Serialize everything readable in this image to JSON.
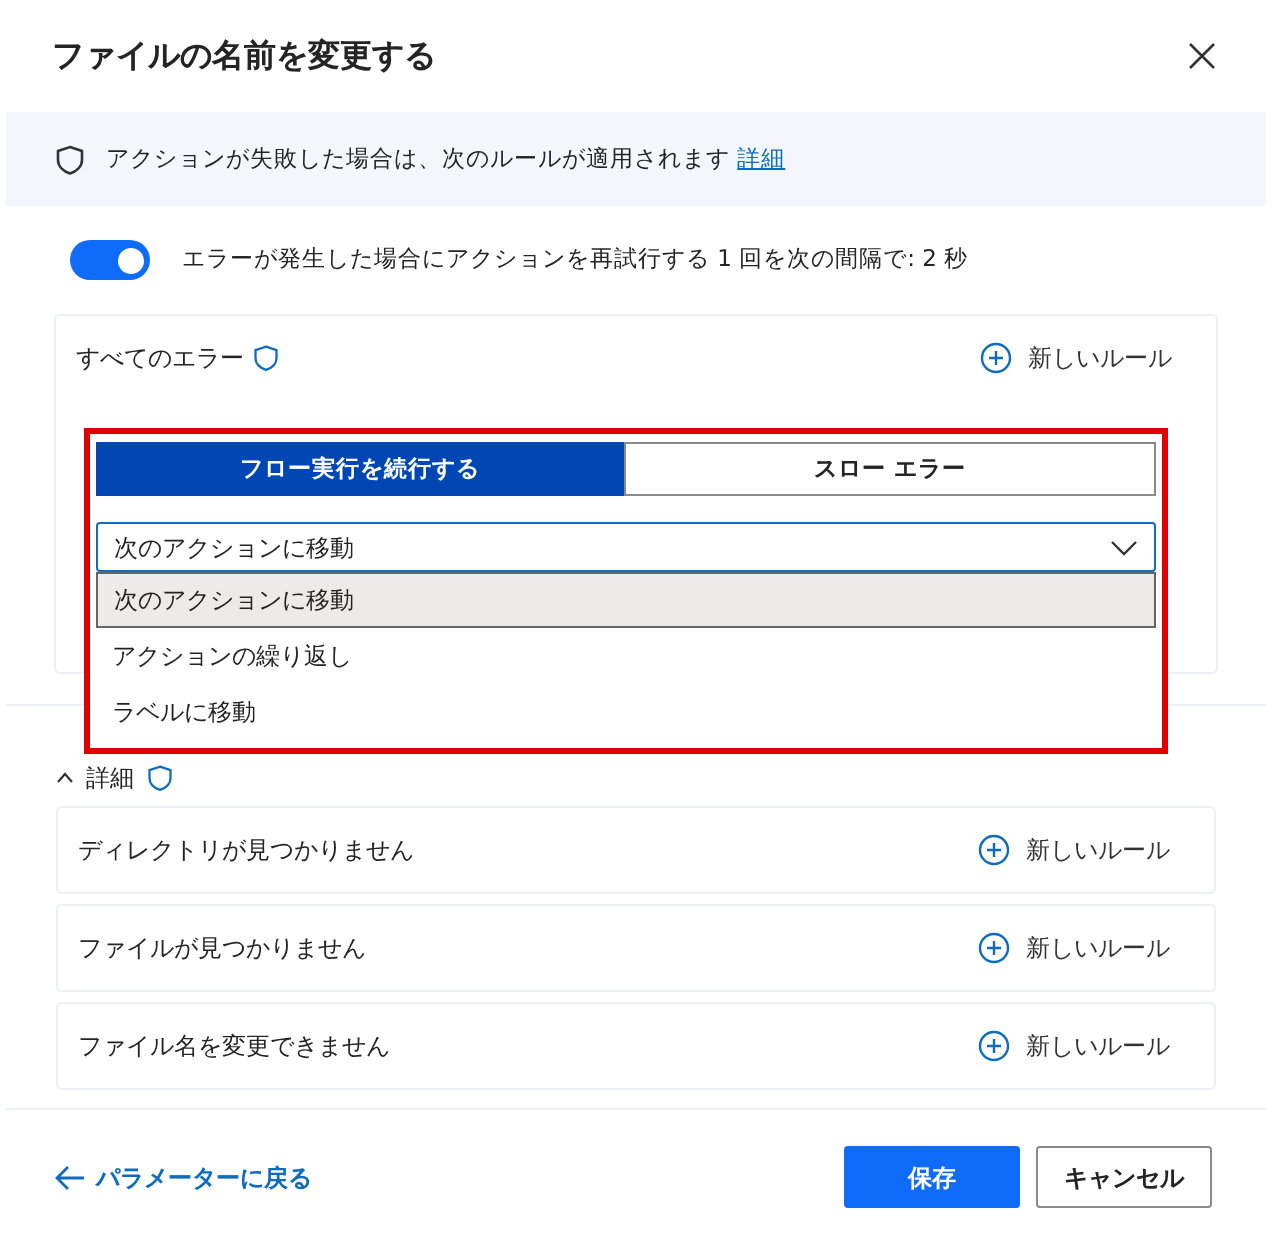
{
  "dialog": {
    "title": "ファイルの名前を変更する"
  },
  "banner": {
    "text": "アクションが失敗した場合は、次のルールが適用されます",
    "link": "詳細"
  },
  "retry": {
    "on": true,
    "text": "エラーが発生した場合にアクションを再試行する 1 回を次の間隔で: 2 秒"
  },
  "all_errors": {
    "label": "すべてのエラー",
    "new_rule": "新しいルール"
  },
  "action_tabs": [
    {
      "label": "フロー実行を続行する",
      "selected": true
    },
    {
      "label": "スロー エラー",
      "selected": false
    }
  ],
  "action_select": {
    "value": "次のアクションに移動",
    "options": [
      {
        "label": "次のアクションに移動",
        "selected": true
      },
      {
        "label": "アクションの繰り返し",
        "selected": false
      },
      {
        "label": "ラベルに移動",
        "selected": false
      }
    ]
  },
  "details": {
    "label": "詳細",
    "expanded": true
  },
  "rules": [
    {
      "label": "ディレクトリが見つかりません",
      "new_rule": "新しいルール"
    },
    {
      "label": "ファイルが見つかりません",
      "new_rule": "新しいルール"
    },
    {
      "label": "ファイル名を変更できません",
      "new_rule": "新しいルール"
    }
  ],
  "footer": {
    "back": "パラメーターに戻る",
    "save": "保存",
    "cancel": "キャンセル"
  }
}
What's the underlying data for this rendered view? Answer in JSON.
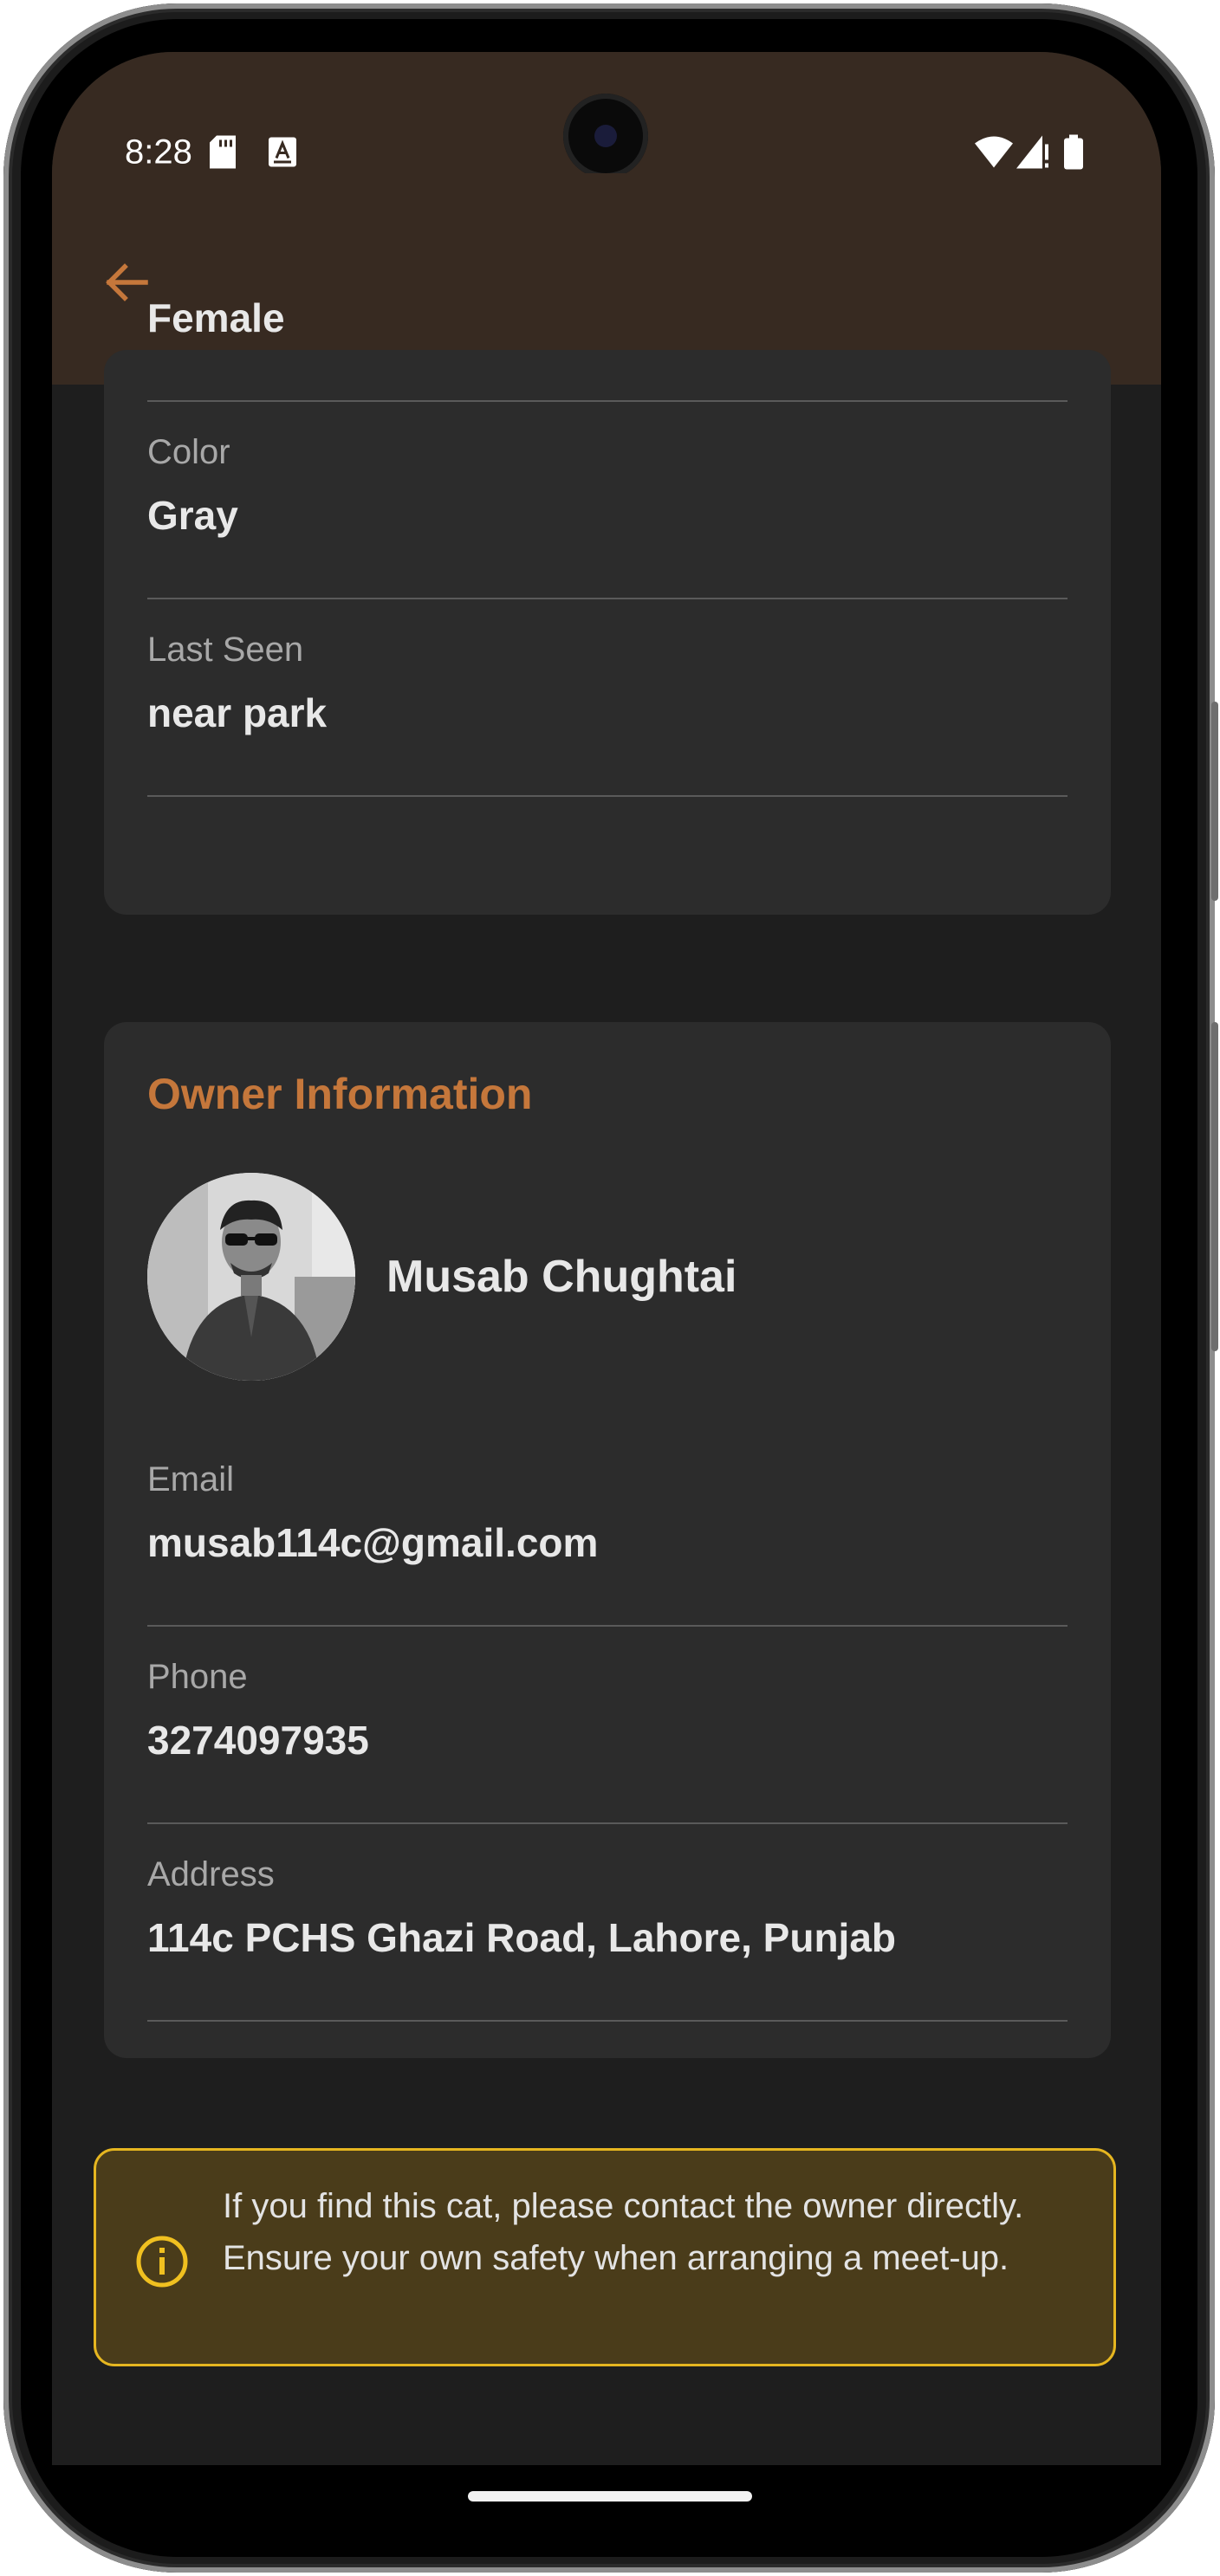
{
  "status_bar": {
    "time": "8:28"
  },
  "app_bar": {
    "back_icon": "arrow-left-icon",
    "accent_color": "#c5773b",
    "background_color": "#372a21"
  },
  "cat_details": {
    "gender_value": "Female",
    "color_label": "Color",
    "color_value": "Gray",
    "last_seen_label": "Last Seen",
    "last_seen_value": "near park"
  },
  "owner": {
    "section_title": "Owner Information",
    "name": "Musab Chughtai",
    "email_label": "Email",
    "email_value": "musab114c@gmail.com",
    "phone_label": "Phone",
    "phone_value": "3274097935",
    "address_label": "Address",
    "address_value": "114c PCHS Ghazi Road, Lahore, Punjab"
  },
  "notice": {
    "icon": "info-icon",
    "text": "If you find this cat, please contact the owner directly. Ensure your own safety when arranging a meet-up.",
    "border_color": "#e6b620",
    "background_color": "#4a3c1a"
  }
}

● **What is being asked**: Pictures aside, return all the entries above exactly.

● **Worked solution**:
Serialize everything readable in this image to JSON.
{
  "dialog": {
    "title": "ファイルの名前を変更する"
  },
  "banner": {
    "text": "アクションが失敗した場合は、次のルールが適用されます",
    "link": "詳細"
  },
  "retry": {
    "on": true,
    "text": "エラーが発生した場合にアクションを再試行する 1 回を次の間隔で: 2 秒"
  },
  "all_errors": {
    "label": "すべてのエラー",
    "new_rule": "新しいルール"
  },
  "action_tabs": [
    {
      "label": "フロー実行を続行する",
      "selected": true
    },
    {
      "label": "スロー エラー",
      "selected": false
    }
  ],
  "action_select": {
    "value": "次のアクションに移動",
    "options": [
      {
        "label": "次のアクションに移動",
        "selected": true
      },
      {
        "label": "アクションの繰り返し",
        "selected": false
      },
      {
        "label": "ラベルに移動",
        "selected": false
      }
    ]
  },
  "details": {
    "label": "詳細",
    "expanded": true
  },
  "rules": [
    {
      "label": "ディレクトリが見つかりません",
      "new_rule": "新しいルール"
    },
    {
      "label": "ファイルが見つかりません",
      "new_rule": "新しいルール"
    },
    {
      "label": "ファイル名を変更できません",
      "new_rule": "新しいルール"
    }
  ],
  "footer": {
    "back": "パラメーターに戻る",
    "save": "保存",
    "cancel": "キャンセル"
  }
}
What's the underlying data for this rendered view? Answer in JSON.
{
  "status_bar": {
    "time": "8:28"
  },
  "app_bar": {
    "back_icon": "arrow-left-icon",
    "accent_color": "#c5773b",
    "background_color": "#372a21"
  },
  "cat_details": {
    "gender_value": "Female",
    "color_label": "Color",
    "color_value": "Gray",
    "last_seen_label": "Last Seen",
    "last_seen_value": "near park"
  },
  "owner": {
    "section_title": "Owner Information",
    "name": "Musab Chughtai",
    "email_label": "Email",
    "email_value": "musab114c@gmail.com",
    "phone_label": "Phone",
    "phone_value": "3274097935",
    "address_label": "Address",
    "address_value": "114c PCHS Ghazi Road, Lahore, Punjab"
  },
  "notice": {
    "icon": "info-icon",
    "text": "If you find this cat, please contact the owner directly. Ensure your own safety when arranging a meet-up.",
    "border_color": "#e6b620",
    "background_color": "#4a3c1a"
  }
}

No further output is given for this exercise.